Even though you know how to get nail polish off without acetone, there may be instances where it just isn’t budging the natural way. If that’s the case, Lee recommends avoiding the soaking method when using acetone for your nails and skin. Instead, use a trick that’s more gentle.

“Rather than soaking your nails, soak a cotton ball in acetone and rub it in a circular motion on the skin where you wish to remove polish,” she says. “Depending on the amount of nail polish on the skin, or whether the polish is wet or dry, this step may have to be repeated before everything is gone.”

Also avoid oversaturating the cotton ball with acetone. “This can cause it to drip on and damage other parts of your skin,” says Lee. Ensure you’re never breathing it in, either. “Fumes from some removers can be strong and have negative effects on the nose and eyes,” she adds.

Once you’re finished, remember to wash your hands: “Don’t leave acetone on your skin too long, because it will cause excessive dryness to the cuticles and surrounding skin,” says Lee.

Frequently asked questions about removing nail polish

Is it possible to learn how to remove gel polish naturally?

When deciding how to soak off gel nails, there's one expert-backed recommendation to start with that’s acetone-free and causes the least amount of damage. Lee recommends submerging your hands in warm water with dish soap and salt until the gel softens, which takes around 15 minutes. After the time is up, you should be able to gently peel off the polish using a tissue.

How do I get gel nail polish off clothes?

Getting gel nail polish off clothes isn’t easy, but it’s possible. Before beginning the removal process, lift away as much wet polish as possible before it dries into your clothing item. For minor stains, gently work in dish soap to remove the stain. For more stubborn stains, you may need to use acetone nail polish remover.

Does hot water get nail polish off your skin?

Yes, water can be the key in getting nail polish off your skin. But it doesn’t need to be hot! Submerge your nails in a bowl of warm water for about five minutes until the polish is easy to peel off and remove. If you don’t want to sit around and wait, you can also get nail polish off in the shower. Once you get out, the polish on your skin should become easy to remove thanks to the warm, steamy temp.

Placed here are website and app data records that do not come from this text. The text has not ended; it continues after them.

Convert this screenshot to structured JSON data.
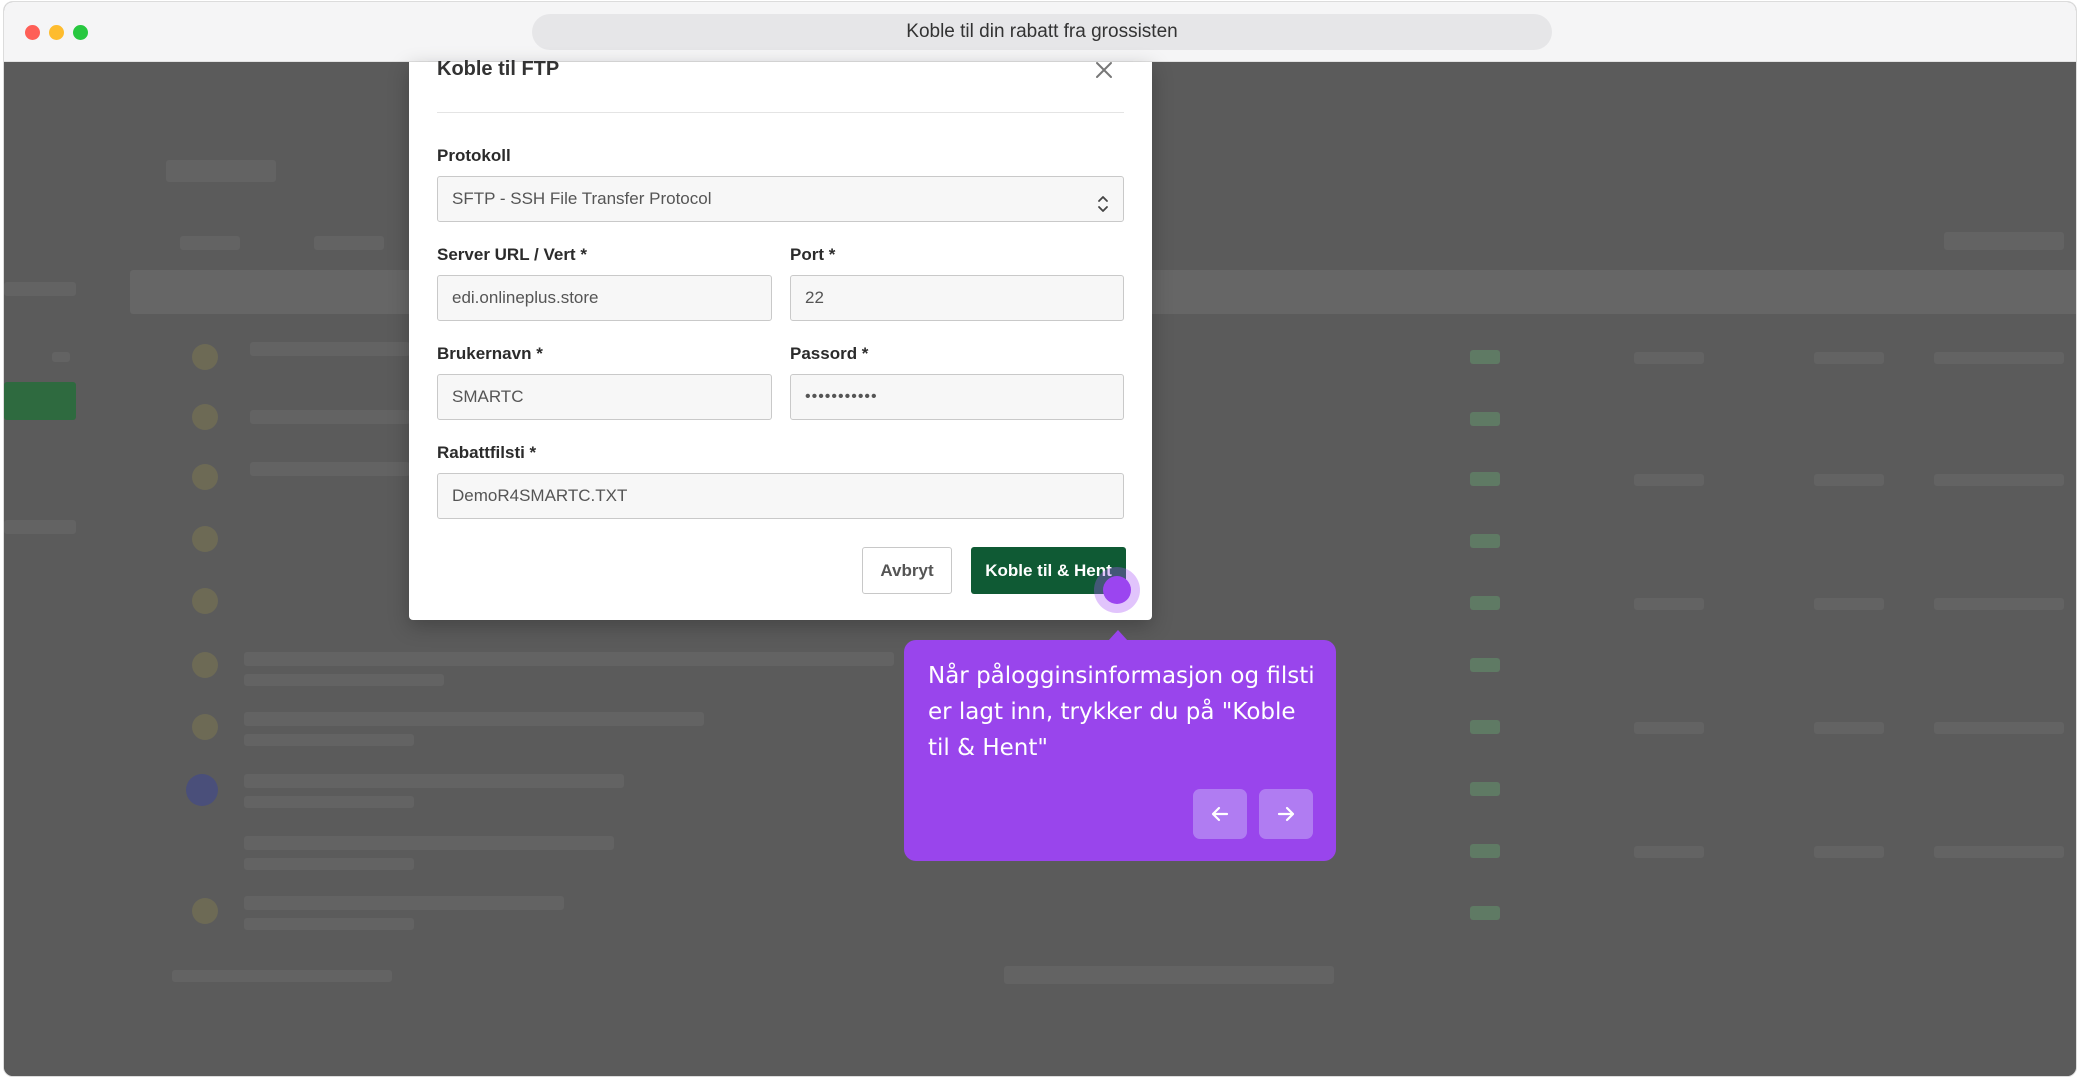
{
  "browser": {
    "url_title": "Koble til din rabatt fra grossisten"
  },
  "modal": {
    "title": "Koble til FTP",
    "fields": {
      "protocol": {
        "label": "Protokoll",
        "value": "SFTP - SSH File Transfer Protocol"
      },
      "server": {
        "label": "Server URL / Vert *",
        "value": "edi.onlineplus.store"
      },
      "port": {
        "label": "Port *",
        "value": "22"
      },
      "username": {
        "label": "Brukernavn *",
        "value": "SMARTC"
      },
      "password": {
        "label": "Passord *",
        "value": "•••••••••••"
      },
      "discount_file": {
        "label": "Rabattfilsti *",
        "value": "DemoR4SMARTC.TXT"
      }
    },
    "buttons": {
      "cancel": "Avbryt",
      "connect": "Koble til & Hent"
    }
  },
  "tooltip": {
    "text": "Når pålogginsinformasjon og filsti er lagt inn, trykker du på \"Koble til & Hent\""
  },
  "colors": {
    "primary_button": "#0f5a34",
    "tooltip_bg": "#9945ec",
    "overlay": "#5b5b5b"
  },
  "icons": {
    "close": "close-icon",
    "select": "chevron-up-down-icon",
    "prev": "arrow-left-icon",
    "next": "arrow-right-icon"
  }
}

Does rubbing alcohol remove nail polish?

You can use this method if you're in a pinch by adding some rubbing alcohol to a cotton ball then using it to dissolve your polish. But just note that, like acetone, it can be incredibly drying. Because of that, try to utilize one of the gentler DIY options above instead.

The Wellness Intel You Need—Without the BS You Don't
Sign up today to have the latest (and greatest) well-being news and expert-approved tips delivered straight to your inbox.

Loading More Posts...